[Data shown — start]

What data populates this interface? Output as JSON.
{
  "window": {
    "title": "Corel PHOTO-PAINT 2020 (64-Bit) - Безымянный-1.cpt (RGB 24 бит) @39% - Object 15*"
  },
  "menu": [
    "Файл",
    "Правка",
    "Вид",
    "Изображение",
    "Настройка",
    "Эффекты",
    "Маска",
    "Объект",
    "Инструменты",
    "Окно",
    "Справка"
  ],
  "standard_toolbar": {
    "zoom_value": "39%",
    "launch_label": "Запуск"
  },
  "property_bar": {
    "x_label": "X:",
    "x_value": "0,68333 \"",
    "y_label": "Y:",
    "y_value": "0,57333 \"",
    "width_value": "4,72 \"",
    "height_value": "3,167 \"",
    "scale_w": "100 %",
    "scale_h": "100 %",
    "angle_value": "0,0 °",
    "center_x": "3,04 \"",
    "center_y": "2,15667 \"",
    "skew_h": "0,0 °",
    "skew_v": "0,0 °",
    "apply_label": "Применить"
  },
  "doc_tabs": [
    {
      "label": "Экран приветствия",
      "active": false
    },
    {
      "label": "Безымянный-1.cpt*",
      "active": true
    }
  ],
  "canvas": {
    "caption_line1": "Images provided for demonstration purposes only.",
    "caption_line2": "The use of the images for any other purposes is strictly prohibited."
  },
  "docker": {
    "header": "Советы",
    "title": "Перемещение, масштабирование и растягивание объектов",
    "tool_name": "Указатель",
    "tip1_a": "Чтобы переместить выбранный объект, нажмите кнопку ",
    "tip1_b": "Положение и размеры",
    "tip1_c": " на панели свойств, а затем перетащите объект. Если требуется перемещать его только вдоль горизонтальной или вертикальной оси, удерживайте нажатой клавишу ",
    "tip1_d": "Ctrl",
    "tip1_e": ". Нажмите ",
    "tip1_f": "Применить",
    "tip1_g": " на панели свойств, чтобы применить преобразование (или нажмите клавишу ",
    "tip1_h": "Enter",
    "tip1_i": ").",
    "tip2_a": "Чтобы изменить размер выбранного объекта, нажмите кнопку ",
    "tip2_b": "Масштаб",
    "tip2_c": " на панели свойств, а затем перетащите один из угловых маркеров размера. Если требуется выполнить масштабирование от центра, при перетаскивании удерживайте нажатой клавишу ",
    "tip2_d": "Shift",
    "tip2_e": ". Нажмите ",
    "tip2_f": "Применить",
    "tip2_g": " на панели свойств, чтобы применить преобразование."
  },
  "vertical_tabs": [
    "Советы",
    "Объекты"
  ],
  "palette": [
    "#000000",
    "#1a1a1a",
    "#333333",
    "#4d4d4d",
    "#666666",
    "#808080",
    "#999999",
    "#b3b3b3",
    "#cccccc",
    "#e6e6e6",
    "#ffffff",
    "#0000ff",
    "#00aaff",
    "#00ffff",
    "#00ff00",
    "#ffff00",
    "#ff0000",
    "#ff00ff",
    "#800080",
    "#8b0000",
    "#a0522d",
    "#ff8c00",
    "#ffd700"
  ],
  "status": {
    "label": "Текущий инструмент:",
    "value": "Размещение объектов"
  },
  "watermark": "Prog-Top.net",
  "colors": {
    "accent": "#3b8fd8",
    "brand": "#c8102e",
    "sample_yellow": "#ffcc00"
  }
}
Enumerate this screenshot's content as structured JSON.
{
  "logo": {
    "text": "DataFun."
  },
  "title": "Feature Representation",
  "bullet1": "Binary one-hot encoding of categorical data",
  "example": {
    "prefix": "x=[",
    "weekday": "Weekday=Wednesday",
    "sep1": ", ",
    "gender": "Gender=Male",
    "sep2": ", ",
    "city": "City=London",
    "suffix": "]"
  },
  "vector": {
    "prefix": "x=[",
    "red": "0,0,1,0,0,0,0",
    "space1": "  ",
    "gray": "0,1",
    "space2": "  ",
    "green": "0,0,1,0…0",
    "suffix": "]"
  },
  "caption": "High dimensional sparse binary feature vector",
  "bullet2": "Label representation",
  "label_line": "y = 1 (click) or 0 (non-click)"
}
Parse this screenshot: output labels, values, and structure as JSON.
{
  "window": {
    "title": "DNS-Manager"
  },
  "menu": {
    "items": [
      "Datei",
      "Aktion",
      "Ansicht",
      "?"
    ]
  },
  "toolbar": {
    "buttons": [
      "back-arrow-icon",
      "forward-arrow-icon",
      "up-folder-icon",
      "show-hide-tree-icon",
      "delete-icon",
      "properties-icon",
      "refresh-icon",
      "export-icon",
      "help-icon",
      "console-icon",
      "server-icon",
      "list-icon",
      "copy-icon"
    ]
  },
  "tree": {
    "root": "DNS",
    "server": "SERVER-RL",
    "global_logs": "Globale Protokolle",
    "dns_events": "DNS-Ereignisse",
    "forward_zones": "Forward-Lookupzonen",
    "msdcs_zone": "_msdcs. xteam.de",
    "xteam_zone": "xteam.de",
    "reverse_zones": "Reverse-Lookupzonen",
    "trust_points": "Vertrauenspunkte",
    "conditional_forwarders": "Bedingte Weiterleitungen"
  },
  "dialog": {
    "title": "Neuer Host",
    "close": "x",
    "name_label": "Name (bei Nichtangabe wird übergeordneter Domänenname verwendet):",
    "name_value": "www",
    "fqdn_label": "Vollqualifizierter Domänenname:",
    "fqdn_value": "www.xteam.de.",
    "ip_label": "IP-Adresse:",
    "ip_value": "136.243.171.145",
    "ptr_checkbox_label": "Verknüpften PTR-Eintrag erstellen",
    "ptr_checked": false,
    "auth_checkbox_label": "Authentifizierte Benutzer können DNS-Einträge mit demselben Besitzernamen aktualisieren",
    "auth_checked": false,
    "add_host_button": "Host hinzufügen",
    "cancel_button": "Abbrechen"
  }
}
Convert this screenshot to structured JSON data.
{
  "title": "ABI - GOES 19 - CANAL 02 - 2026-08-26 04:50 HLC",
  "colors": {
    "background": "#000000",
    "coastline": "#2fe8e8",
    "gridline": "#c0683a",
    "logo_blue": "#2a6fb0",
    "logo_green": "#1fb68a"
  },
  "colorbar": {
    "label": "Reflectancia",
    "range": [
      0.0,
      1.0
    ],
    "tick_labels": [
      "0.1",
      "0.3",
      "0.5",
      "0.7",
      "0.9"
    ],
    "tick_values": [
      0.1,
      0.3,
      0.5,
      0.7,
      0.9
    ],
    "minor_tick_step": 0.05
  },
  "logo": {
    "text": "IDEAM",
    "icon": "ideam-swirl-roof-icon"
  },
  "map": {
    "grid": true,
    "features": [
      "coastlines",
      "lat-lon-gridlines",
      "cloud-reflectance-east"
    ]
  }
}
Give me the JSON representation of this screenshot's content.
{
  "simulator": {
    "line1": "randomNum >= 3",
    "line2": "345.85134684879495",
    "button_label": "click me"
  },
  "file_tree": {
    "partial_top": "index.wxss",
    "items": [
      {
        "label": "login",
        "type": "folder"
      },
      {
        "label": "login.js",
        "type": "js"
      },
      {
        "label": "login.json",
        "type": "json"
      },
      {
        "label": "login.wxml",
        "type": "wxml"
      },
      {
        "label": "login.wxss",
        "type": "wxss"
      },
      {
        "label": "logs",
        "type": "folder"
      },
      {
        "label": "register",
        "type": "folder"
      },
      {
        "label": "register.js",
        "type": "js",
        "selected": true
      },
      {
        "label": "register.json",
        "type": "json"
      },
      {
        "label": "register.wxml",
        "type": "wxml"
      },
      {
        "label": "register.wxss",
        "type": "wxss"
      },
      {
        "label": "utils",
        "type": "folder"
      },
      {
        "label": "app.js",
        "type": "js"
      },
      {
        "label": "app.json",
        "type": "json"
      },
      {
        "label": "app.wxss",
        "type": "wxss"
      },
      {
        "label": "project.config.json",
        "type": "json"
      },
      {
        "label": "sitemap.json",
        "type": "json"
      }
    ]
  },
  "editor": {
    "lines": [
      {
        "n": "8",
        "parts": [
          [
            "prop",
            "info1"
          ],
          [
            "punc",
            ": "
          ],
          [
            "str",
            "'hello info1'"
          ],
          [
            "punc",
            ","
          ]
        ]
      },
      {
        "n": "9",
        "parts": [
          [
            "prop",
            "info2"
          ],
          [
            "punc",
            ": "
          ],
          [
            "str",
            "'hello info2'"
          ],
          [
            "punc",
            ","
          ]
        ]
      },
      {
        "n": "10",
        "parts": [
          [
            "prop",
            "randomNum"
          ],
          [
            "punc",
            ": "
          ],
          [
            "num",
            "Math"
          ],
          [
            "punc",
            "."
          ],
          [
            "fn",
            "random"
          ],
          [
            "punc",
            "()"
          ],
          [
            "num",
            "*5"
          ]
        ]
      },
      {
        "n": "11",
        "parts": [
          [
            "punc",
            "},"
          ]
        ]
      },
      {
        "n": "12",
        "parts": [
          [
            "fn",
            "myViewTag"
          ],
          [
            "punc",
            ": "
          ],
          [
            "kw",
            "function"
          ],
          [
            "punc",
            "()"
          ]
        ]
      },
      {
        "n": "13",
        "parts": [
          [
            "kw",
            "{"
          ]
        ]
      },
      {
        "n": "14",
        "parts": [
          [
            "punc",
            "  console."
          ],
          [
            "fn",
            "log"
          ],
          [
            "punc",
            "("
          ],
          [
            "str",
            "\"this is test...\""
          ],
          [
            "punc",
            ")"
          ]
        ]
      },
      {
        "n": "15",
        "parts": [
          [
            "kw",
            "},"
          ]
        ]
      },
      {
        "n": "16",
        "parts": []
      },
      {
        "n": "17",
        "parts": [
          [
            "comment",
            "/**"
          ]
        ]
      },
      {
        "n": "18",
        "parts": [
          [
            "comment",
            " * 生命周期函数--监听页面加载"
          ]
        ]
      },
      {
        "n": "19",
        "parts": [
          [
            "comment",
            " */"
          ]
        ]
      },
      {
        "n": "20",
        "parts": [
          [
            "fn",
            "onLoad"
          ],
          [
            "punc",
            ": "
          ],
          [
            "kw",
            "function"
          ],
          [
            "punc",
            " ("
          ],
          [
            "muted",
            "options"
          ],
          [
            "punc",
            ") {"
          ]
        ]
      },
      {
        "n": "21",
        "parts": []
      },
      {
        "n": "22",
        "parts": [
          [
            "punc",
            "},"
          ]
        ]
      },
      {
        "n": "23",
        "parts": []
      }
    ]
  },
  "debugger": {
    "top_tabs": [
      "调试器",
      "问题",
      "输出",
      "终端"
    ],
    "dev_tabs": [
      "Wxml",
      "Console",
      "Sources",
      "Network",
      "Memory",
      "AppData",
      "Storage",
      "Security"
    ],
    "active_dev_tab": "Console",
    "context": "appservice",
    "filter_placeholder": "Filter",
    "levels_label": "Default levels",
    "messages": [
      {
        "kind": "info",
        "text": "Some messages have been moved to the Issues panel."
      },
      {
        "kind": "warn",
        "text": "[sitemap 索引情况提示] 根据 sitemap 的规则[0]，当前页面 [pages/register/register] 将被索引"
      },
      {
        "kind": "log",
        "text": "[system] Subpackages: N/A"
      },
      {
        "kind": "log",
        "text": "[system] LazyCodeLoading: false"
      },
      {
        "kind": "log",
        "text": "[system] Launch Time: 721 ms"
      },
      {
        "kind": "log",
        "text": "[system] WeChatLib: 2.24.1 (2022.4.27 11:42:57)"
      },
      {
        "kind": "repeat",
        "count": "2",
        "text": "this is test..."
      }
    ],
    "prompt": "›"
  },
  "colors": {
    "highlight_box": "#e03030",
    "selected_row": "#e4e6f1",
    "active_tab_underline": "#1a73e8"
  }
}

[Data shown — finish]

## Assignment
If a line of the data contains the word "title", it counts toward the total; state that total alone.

## Task output
6